Profits at Quinn Industrial Holdings jump 59% to €10.8m

Investment to continue despite challenges posed by Brexit, chief executive says

QIH chief executive Liam McCaffrey said the group expects “strong earnings growth” next year.

QIH chief executive Liam McCaffrey said the group expects “strong earnings growth” next year.

 

Quinn Industrial Holdings (QIH), the industrial conglomerate formerly controlled by Seán Quinn, increased profits by 59 per cent last year as sales volumes grew on both sides of the Border.

Pretax profit at the group increased to €10.8 million, boosted by efficiencies in processes, according to the company.

Earnings before interest, tax, depreciation and amortisation grew by 31 per cent to €23.9 million in the period.

“Despite the significant macroeconomic challenges posed by Brexit, we continue to invest, grow sales, innovate and drive margin growth. Encouragingly, volume growth trends from 2017 are continuing year-to-date in 2018 and at this point we are firmly on track to deliver our fourth successive year of strong earnings growth,” said Liam McCaffrey, the company’s chief executive.

The results, showing a 7.4 per cent increase in turnover to €209 million, are the third set of 12-month figures since businessmen John McCartin, John Bosco O’Hagan and Ernie Fisher led a buyout of the QIH businesses in 2014, backed by a group of US hedge funds, Brigade Capital, Contrarian Capital and Silver Point Capital.

Mr Quinn, the founder of the Quinn cement-to-insurance empire which imploded after his family lost billions of euro in a failed financial bet on Anglo Irish Bank shares, left the company in May 2016, a year after he was hired as a consultant.

Robust

QIH is comprised of two divisions: building products and packaging. The building products arm “delivered a very robust performance” last year, driven by a recovery in construction in the Republic as well as stronger exports to Britain.

The group’s packaging division, which manufactures rigid plastic packaging for food producers, experienced “continued growth during the period”, the company noted.

Both divisions are targeting further growth this year, according to chief financial officer Dara O’Reilly, who said the company is continuing to benefit from “strong operating leverage, with higher volumes driving margin growth and return on the investment expenditure of recent years”.

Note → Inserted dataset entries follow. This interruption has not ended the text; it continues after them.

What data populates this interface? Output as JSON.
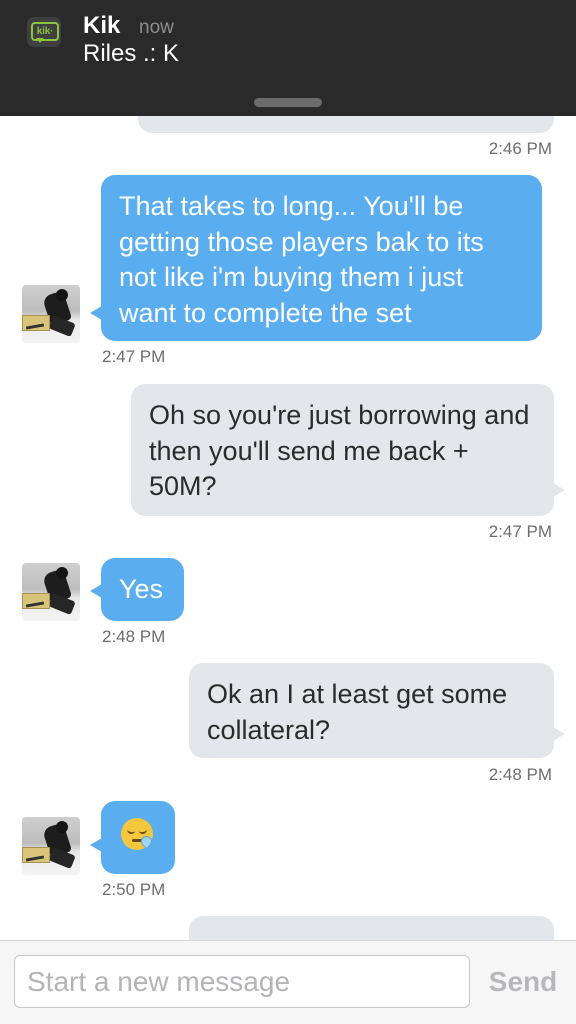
{
  "notification": {
    "app": "Kik",
    "time": "now",
    "message": "Riles .: K",
    "logo_text": "kik·"
  },
  "conversation": {
    "partial_top_time": "2:46 PM",
    "messages": [
      {
        "direction": "incoming",
        "text": "That takes to long... You'll be getting those players bak to its not like i'm buying them i just want to complete the set",
        "time": "2:47 PM"
      },
      {
        "direction": "outgoing",
        "text": "Oh so you're just borrowing and then you'll send me back + 50M?",
        "time": "2:47 PM"
      },
      {
        "direction": "incoming",
        "text": "Yes",
        "time": "2:48 PM"
      },
      {
        "direction": "outgoing",
        "text": "Ok an I at least get some collateral?",
        "time": "2:48 PM"
      },
      {
        "direction": "incoming",
        "emoji": "sleepy-face-emoji",
        "time": "2:50 PM"
      }
    ]
  },
  "composer": {
    "placeholder": "Start a new message",
    "value": "",
    "send_label": "Send"
  },
  "colors": {
    "incoming_bubble": "#5aaef0",
    "outgoing_bubble": "#e3e7ec",
    "banner": "#2a2a2a",
    "kik_green": "#8bc540"
  }
}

Capital investment during 2017 dropped on the previous year to €7.6 million from €11.5 million and the company is forecasting “further significant investment” this year.

“Post year-end we are taking delivery of a further 33 new trucks as part of a €3 million fleet upgrade, with further investment planned. This ongoing investment reflects QIH’s positive outlook for the business and our commitment to driving sustainable growth post Brexit,” Mr McCaffrey said.

QIH has operations across Ireland in addition to a cement import facility in Kent and employs around 800 people.